Overflow Crowd Attends Suicide Prevention Event in Farmington Hills
Area residents come together to bring suicide and depression 'out of the darkness'.
When 12-year-old Chase Edwards died, no one knew he was gravely ill. But that’s because his symptoms didn’t manifest in ways that would have alerted his parents to his sickness.
His symptoms weren’t fever, swelling or vomiting. They were instead changes in sleep habits, trouble focusing and dropping grades. His illness was depression. And one Sunday evening in 2003, young Chase succumbed to it, commiting suicide while his parents cooked dinner.
“What in the world does a 12-year-old have to be depressed about?” his father Jeff Edwards asked. “Well, what does a 12-year-old have to be diabetic about?”
Chase was sick, Edwards told an overflow crowd who attended the informational event, “Out of the Darkness and into the Light: The Epidemic of Suicide,” held Wednesday at Farmington Hills City Hall.
And so are kids and adults in the Farmington community. Farmington Hills police chief Chuck Nebus said that to date this year, some 36 adults in Farmington Hills have threatened suicide. Or at least that’s how many have been reported to the police, he said. There have been 35 suicide attempts and five suicides among adults in the city this year. Ten teens have threatened suicide, and six have attempted suicide.
Last year, Farmington Hills city council members became alarmed after receiving reports about 13 young people who threatened or attempted suicide in one month. Reaching out to community members, Bates and council colleagues Dr. Randy Bruce and Dr. Ken Massey formed the Farmington Area Suicide Prevention Task Force, which hosted the Wednesday event.
Then in May, the day after Mother’s Day, Massey got a phone call no one was expecting, and no one can imagine: His stepson, Graham, had killed himself.

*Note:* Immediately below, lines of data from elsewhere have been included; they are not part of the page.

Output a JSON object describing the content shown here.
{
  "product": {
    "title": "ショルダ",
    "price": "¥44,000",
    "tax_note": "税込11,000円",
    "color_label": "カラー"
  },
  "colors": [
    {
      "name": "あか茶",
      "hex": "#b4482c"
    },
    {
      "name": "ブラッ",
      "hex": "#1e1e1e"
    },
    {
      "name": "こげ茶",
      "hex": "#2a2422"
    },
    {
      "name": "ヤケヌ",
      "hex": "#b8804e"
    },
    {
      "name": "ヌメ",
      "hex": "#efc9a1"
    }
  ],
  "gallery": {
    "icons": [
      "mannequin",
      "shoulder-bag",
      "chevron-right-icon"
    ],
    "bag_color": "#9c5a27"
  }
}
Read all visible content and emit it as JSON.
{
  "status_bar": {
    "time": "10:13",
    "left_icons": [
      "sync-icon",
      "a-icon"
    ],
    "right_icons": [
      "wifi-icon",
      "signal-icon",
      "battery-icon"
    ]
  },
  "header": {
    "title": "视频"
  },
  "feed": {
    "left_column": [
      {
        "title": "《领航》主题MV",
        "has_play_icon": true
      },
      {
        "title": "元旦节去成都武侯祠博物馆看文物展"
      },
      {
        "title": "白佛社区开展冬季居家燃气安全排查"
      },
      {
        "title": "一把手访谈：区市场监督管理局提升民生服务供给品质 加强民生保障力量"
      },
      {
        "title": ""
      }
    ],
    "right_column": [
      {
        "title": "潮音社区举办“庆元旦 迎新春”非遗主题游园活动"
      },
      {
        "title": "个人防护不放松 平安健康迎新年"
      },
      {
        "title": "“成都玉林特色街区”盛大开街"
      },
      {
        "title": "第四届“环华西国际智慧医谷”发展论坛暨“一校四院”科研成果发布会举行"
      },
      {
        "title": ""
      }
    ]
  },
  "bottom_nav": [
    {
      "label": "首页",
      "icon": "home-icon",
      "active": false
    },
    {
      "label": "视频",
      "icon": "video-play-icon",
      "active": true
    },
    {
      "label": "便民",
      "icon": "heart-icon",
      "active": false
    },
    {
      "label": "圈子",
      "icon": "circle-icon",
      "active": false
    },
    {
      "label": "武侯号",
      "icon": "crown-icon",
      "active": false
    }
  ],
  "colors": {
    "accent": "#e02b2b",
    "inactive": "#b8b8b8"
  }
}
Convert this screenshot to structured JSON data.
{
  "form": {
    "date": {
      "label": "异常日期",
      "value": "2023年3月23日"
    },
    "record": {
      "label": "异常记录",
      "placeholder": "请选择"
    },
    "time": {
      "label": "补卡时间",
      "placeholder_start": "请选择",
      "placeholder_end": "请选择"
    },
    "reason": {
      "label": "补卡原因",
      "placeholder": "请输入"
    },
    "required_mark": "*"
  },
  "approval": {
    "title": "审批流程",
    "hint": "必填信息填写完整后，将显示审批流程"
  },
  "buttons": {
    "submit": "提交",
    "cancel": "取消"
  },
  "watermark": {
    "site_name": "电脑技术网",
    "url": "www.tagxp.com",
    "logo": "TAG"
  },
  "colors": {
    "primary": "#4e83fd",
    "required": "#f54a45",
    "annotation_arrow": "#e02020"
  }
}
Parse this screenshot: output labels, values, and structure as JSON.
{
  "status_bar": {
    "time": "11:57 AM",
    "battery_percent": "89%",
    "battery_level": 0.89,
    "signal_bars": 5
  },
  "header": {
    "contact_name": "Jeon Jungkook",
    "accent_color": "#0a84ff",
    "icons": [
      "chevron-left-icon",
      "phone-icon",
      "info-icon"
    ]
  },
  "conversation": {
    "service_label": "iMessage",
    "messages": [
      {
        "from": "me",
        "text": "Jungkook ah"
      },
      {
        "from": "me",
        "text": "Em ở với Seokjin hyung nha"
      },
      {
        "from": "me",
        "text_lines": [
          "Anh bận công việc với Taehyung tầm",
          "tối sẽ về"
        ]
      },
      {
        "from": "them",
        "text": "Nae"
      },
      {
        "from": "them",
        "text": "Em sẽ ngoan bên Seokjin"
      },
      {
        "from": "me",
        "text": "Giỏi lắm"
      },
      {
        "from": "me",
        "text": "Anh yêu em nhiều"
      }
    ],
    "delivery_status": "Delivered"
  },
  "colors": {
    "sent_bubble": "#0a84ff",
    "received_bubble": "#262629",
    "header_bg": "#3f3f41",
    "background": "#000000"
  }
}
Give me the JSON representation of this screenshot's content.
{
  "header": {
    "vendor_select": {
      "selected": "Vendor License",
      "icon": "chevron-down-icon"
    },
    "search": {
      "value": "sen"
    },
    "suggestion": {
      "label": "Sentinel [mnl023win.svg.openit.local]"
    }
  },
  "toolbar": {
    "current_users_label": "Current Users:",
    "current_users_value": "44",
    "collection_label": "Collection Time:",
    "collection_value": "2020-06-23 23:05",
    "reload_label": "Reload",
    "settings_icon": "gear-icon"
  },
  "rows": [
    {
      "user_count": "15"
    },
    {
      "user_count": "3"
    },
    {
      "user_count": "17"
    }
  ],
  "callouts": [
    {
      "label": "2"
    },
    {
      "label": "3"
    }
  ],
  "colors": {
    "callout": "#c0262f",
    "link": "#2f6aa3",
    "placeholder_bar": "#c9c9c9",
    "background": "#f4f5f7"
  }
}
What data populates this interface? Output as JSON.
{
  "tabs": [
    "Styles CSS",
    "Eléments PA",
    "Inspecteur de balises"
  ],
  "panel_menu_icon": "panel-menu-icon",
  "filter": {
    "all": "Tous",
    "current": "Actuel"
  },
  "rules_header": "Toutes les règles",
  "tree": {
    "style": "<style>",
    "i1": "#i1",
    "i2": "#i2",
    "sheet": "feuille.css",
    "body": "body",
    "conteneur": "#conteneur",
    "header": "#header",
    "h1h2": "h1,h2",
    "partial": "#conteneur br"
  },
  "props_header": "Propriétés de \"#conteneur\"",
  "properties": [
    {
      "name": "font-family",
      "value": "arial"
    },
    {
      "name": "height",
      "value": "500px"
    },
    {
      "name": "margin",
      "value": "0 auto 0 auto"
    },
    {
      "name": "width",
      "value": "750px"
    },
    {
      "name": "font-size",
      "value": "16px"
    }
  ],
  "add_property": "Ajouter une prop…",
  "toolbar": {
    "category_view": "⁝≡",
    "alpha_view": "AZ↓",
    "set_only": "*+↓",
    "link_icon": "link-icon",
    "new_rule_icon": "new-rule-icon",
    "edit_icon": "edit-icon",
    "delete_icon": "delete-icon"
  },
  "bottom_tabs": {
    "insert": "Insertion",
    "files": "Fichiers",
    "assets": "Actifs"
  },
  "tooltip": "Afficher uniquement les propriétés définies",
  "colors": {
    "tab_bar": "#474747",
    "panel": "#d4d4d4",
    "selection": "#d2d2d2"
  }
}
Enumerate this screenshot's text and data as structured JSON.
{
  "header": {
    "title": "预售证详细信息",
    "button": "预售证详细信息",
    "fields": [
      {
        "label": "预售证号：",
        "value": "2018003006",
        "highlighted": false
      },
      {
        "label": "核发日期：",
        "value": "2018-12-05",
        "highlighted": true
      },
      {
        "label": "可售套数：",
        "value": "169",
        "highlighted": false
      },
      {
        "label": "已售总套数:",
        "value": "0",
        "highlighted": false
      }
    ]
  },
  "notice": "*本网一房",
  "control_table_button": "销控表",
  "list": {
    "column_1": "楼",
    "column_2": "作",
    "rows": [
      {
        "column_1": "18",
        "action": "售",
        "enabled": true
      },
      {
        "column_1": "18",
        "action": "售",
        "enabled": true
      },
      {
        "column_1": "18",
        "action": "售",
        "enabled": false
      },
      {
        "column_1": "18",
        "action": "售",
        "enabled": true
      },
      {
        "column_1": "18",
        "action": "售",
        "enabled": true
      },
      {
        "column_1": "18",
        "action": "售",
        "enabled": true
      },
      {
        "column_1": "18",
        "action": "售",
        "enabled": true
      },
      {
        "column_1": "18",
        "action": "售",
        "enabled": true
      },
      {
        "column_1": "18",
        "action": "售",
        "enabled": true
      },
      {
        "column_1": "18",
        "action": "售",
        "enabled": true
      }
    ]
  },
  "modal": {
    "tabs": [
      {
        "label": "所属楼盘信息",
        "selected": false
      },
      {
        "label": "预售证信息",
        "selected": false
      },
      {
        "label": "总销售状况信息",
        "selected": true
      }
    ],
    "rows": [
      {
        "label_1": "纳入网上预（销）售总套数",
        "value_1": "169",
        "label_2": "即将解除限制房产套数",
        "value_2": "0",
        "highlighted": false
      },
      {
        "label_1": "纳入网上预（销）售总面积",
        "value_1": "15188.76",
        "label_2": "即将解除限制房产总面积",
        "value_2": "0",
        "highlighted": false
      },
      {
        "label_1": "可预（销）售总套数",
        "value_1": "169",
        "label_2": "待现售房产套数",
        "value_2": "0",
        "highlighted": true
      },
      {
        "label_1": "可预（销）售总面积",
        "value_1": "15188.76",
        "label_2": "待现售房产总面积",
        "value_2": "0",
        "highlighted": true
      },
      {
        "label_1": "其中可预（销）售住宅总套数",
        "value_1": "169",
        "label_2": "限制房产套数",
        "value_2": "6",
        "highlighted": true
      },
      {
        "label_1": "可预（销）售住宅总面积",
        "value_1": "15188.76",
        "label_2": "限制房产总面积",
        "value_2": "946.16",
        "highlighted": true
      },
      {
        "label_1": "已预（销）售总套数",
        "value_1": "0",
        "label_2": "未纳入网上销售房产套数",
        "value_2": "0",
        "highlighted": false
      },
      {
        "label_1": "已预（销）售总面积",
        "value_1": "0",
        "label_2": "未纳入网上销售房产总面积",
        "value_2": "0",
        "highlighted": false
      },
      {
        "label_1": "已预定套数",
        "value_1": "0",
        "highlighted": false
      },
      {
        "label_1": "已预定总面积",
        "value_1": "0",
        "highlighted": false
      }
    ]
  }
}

Massey had to tell his wife, Katherine, who not even 24 hours earlier had a wonderful phone call from her son, wishing her a happy Mother’s Day. They talked about Graham’s new job. They talked about life, and never once did the family think that his would end, and they would be left to pick up the pieces.
Massey’s grief was palpable and filled the room as he urged the community to learn the symptoms and signs of depression and suicide, and to take action.
“Every eight minutes we lose someone to suicide,” he said. “Which means that every nine minutes there’s a family left to cope.”
Eric Hipple, former quarterback for the Detroit Lions, is coping. His son, Jeff, also died by suicide. After Hipple left his career in football, he went into the work of helping others grappling with depression, and today is the University of Michigan Depression Center Outreach Coordinator.
He said that suicide requires three things: the sufferer has to feel like a burden, has to feel like he or she is isolated, and has to have developed the ability to take a life.
No one knows how someone develops that ability, he said, “But the first two things, we can do something about.”
He said that we have to ask our children and loved ones the tough questions: Are you depressed? Are you feeling bad enough to want to die?
And we have to be prepared to act.
He wasn’t. In fact, he said, he took his son to doctors to prove that there wasn’t something wrong with him, rather than treating him like there was a diagnosable and treatable illness at play.
Hipple had the same preconceived notion of mental health that most people have, he said.
“We talk about physical health all the time,” Hipple said, and what comes to mind are positive things: good nutrition, exercise and fitness. “If I say ‘mental health,’ the first thing that pops up is a negative.”
He said that talking about good mental health, communication and being connected to others have to become as commonplace and stigma-free as talking about good eating habits and a fitness regime.
“We need to promote the idea that getting mentally healthy is good,” Hipple said. “We have to take the fear out of it.”
If you need immediate help with depression or suicidal thoughts, or you know someone who does, call 9-1-1 or go to the nearest emergency room.
Help is available at the National Suicide Prevention Lifeline at 800-273-TALK; Common Ground Mental Health and Crisis Intervention at 800-231-1127; and at Samaritan Counseling Center at 248-474-4701. You can find the Farmington Area Suicide Awareness Group on Facebook.
Additional information, including the signs and symptoms of depression, can be found at chaseedwardsmemorial.com.